The visceral modern blues of ‘Clocks’ once again highlights their great songwriting flair and versatility, marking them out as absorbers of ideas who mold them into something uniquely their own.
Very rarely do you get a band this brave to push the envelope on a debut album and, whilst some might want to stick to a rigid formula, it speaks volumes that Anchor Lane show themselves to be true music fans, embracing these multiple influences.
A lot of the success of the album is the sky–high production values that Jepson brings and he’s obviously a fan of the bands willingness to take risks, bringing a great guidance and cohesion to the whole.
The bands magpie-like ability to pull in great music from everywhere is seldom better illustrated than on ‘Stone Cold Hearted’ as it opens with a Portishead ‘Glory Box’ style intro but soon transforms into a Led Zep meets Bad Company drama–filled monster of a track, soaking in dynamics.

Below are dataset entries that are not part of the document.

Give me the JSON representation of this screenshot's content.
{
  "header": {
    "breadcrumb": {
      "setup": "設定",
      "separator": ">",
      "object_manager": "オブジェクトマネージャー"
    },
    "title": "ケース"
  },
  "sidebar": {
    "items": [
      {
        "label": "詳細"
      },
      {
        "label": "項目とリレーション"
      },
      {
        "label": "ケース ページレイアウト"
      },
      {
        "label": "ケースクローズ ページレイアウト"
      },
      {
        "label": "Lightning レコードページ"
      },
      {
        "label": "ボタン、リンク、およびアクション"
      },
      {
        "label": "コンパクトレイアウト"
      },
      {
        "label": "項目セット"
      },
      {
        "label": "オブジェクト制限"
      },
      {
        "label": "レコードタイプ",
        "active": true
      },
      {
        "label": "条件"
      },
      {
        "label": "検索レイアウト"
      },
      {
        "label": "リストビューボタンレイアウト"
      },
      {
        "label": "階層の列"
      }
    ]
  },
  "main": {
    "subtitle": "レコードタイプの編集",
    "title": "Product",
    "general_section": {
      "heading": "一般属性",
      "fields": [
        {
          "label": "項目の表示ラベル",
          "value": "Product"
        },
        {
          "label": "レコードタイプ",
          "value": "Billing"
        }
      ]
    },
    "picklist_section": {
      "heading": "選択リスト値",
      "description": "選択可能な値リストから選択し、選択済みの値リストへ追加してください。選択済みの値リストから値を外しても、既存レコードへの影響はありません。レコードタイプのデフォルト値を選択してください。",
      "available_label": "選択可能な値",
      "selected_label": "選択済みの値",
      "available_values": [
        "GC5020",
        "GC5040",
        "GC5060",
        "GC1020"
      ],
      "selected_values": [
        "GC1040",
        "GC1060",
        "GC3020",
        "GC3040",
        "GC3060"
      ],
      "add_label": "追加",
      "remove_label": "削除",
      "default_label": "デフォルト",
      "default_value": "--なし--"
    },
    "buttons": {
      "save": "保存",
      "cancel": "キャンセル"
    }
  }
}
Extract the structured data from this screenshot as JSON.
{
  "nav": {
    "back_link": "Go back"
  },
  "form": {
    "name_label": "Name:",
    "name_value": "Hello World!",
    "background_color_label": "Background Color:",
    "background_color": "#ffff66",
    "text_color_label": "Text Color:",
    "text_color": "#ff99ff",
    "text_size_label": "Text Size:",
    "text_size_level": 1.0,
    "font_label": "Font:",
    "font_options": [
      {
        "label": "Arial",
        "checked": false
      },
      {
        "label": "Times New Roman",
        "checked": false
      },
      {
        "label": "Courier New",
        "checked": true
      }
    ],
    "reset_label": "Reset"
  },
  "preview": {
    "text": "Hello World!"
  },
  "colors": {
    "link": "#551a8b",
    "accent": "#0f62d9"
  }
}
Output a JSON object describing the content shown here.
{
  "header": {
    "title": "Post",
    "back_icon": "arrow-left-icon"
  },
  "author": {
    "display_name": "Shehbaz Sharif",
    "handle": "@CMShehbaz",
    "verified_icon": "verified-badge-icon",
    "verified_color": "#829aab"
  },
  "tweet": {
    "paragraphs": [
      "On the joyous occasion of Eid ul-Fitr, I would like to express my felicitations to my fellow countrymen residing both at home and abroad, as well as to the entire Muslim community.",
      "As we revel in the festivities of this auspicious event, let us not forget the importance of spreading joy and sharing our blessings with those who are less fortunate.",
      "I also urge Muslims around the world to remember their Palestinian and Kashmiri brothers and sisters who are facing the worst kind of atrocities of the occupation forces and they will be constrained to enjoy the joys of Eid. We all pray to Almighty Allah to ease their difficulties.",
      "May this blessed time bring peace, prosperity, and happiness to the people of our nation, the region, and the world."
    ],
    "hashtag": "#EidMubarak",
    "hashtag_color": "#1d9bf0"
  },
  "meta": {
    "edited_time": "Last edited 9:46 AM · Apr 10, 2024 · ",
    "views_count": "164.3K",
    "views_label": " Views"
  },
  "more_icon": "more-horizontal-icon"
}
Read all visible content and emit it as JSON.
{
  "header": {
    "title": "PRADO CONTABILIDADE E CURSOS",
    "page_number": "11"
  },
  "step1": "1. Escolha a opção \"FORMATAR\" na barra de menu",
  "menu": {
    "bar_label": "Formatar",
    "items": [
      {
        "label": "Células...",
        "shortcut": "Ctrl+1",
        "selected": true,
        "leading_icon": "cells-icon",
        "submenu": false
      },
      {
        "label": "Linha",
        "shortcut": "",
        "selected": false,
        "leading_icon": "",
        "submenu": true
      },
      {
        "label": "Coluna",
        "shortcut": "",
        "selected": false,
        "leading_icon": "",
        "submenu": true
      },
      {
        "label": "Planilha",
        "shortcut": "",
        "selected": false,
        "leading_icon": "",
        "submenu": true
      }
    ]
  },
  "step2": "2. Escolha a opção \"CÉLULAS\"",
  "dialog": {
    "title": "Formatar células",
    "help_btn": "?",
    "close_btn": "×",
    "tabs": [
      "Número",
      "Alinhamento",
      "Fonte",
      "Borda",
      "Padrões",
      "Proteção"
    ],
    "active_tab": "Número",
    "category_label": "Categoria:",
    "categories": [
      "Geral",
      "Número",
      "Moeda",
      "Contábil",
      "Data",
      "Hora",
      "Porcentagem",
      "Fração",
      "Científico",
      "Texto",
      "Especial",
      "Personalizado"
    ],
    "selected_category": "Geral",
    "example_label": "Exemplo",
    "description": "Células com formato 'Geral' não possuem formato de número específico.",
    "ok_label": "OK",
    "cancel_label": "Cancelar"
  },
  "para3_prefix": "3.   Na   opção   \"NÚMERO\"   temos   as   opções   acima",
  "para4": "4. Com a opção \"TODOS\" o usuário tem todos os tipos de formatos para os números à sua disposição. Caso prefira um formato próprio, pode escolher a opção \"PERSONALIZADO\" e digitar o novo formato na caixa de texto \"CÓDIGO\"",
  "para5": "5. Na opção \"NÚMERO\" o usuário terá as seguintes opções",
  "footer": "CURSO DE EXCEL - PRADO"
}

Shell of Me’ is a much more laid–back number, showing their softer, more introspective side perfectly and ‘Flatline’ throbs with an electric current, its singalong chorus underpinned by gut wrenching bass and drums and the howling feedback of the guitar.
Another frontman joins the fray in the shape of Black Star Riders’ Ricky Warwick, his voice giving extra weight to the gang vocals in the pounding ‘Dead Run’. The band really rip things up, led by O’Brien’s wild fretwork and this proves to be one of heaviest tracks on the album as it races towards its conclusion.
The album closes on another slice of fresh and potent modern rock as ‘Honey’ glories in a jagged interplay between the vocals and guitar, its stop/start chorus certainly leaving an impression. Anchor Lane are certainly forging their own path and, with a debut as good as this, the sky is most certainly the limit. The arena tours beckon…
Review by Paul Monkhouse for Metal Planet Music